■ **Work request**: Throughout the entries below, report every line where "Usage" is found.

[Element data from apps and pages]

------------

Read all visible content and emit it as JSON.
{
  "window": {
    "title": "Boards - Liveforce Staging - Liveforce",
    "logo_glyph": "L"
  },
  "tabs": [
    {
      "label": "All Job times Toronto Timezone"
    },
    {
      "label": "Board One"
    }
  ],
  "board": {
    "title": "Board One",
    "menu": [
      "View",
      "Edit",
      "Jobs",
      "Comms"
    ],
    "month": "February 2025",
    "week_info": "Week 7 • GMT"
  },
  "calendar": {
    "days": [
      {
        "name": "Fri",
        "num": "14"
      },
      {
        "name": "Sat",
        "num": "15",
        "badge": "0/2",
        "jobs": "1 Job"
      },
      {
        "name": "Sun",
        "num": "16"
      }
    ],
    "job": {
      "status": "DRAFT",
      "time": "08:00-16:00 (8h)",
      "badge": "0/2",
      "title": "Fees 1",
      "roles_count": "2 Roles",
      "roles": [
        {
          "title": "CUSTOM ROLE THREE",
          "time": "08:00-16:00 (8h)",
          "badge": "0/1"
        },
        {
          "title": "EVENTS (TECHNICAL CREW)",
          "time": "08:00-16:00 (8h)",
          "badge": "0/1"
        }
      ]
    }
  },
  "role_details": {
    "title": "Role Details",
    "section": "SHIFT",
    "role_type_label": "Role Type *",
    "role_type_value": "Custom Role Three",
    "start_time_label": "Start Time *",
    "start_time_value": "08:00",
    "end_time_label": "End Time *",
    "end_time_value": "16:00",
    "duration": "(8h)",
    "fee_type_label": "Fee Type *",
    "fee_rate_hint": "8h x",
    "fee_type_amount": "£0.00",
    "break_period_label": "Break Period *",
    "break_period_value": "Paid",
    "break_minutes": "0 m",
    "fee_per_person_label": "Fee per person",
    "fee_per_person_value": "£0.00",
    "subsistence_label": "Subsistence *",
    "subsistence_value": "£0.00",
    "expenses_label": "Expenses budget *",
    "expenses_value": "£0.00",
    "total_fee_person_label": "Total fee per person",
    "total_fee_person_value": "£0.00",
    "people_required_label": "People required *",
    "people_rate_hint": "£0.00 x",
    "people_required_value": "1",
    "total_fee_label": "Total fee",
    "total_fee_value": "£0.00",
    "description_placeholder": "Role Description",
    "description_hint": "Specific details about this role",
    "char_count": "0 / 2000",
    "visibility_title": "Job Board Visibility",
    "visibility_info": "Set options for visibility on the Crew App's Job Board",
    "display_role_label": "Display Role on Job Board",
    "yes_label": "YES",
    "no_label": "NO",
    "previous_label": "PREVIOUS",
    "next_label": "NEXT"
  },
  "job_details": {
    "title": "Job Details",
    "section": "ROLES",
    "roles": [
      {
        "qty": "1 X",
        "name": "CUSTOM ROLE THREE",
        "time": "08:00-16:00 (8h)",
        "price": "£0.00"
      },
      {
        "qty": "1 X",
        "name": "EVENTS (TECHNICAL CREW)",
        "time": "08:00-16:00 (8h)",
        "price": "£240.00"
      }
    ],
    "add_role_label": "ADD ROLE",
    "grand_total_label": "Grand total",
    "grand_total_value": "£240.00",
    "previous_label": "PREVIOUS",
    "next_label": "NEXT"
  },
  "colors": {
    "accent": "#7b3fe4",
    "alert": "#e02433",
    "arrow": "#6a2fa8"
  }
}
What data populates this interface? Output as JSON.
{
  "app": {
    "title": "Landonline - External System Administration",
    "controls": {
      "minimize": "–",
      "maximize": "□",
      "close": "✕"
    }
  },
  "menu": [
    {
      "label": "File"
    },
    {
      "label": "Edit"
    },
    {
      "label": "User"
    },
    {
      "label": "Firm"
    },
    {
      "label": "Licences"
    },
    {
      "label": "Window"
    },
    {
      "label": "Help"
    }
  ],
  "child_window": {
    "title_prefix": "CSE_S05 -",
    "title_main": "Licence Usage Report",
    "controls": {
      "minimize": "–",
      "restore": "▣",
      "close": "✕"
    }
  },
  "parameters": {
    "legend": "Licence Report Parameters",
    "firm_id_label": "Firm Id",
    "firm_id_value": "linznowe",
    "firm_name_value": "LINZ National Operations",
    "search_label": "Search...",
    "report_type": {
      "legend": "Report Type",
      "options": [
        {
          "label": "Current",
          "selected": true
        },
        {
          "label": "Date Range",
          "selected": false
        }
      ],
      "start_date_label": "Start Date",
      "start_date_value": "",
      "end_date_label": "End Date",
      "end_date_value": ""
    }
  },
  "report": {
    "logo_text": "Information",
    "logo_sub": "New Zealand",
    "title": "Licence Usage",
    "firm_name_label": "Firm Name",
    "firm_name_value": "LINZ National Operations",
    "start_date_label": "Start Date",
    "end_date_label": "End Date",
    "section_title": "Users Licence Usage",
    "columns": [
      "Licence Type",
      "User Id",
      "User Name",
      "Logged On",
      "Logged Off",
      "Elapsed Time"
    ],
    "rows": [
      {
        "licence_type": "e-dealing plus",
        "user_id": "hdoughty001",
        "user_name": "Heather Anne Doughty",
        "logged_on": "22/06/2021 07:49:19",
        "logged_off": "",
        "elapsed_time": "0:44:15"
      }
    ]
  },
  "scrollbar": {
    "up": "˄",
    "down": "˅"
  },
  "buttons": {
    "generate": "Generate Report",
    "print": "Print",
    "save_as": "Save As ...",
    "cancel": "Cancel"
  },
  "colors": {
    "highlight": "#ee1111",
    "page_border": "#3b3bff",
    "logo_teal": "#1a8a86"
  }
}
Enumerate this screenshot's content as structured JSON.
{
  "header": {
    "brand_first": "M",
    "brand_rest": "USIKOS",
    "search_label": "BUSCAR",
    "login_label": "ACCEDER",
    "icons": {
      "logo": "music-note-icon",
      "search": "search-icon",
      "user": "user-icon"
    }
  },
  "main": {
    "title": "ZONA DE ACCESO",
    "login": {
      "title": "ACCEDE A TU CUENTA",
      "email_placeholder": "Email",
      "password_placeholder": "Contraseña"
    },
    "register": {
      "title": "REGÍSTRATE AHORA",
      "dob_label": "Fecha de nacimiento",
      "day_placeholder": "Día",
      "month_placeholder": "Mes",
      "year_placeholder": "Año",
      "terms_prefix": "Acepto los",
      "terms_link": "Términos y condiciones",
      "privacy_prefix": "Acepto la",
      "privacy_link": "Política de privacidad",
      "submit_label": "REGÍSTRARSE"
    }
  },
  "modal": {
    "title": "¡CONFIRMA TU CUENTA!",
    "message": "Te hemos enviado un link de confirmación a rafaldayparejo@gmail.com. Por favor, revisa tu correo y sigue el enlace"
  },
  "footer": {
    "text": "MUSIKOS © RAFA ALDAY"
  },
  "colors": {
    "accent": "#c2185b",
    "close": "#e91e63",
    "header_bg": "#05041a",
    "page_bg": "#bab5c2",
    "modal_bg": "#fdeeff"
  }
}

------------

■ **Answer box**:
    "title_main": "Licence Usage Report",
    "title": "Licence Usage",
    "section_title": "Users Licence Usage",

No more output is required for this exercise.